(Dataset rows describing interfaces)
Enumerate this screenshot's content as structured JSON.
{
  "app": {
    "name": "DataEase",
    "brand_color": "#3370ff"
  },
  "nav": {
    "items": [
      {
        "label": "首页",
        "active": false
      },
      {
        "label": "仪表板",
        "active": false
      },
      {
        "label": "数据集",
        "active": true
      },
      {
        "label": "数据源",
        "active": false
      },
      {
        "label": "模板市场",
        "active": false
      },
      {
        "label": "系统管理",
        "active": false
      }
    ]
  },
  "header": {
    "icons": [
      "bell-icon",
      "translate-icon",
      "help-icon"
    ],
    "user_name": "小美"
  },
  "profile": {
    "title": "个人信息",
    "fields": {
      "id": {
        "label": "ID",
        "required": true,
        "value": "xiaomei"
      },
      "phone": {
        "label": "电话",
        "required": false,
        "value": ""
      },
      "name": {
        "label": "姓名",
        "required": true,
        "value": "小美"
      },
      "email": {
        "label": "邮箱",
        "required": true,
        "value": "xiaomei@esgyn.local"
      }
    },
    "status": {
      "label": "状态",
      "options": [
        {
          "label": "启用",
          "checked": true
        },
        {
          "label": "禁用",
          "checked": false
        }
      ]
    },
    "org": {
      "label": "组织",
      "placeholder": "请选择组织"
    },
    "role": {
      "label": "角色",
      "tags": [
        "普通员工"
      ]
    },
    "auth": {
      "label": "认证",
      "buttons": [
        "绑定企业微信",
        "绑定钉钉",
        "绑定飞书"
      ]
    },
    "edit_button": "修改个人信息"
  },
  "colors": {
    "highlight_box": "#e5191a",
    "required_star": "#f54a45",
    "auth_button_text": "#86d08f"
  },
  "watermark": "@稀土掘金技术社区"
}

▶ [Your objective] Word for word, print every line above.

▶ [Exercise response]
Enumerate this screenshot's content as structured JSON.
{
  "app": {
    "name": "DataEase",
    "brand_color": "#3370ff"
  },
  "nav": {
    "items": [
      {
        "label": "首页",
        "active": false
      },
      {
        "label": "仪表板",
        "active": false
      },
      {
        "label": "数据集",
        "active": true
      },
      {
        "label": "数据源",
        "active": false
      },
      {
        "label": "模板市场",
        "active": false
      },
      {
        "label": "系统管理",
        "active": false
      }
    ]
  },
  "header": {
    "icons": [
      "bell-icon",
      "translate-icon",
      "help-icon"
    ],
    "user_name": "小美"
  },
  "profile": {
    "title": "个人信息",
    "fields": {
      "id": {
        "label": "ID",
        "required": true,
        "value": "xiaomei"
      },
      "phone": {
        "label": "电话",
        "required": false,
        "value": ""
      },
      "name": {
        "label": "姓名",
        "required": true,
        "value": "小美"
      },
      "email": {
        "label": "邮箱",
        "required": true,
        "value": "xiaomei@esgyn.local"
      }
    },
    "status": {
      "label": "状态",
      "options": [
        {
          "label": "启用",
          "checked": true
        },
        {
          "label": "禁用",
          "checked": false
        }
      ]
    },
    "org": {
      "label": "组织",
      "placeholder": "请选择组织"
    },
    "role": {
      "label": "角色",
      "tags": [
        "普通员工"
      ]
    },
    "auth": {
      "label": "认证",
      "buttons": [
        "绑定企业微信",
        "绑定钉钉",
        "绑定飞书"
      ]
    },
    "edit_button": "修改个人信息"
  },
  "colors": {
    "highlight_box": "#e5191a",
    "required_star": "#f54a45",
    "auth_button_text": "#86d08f"
  },
  "watermark": "@稀土掘金技术社区"
}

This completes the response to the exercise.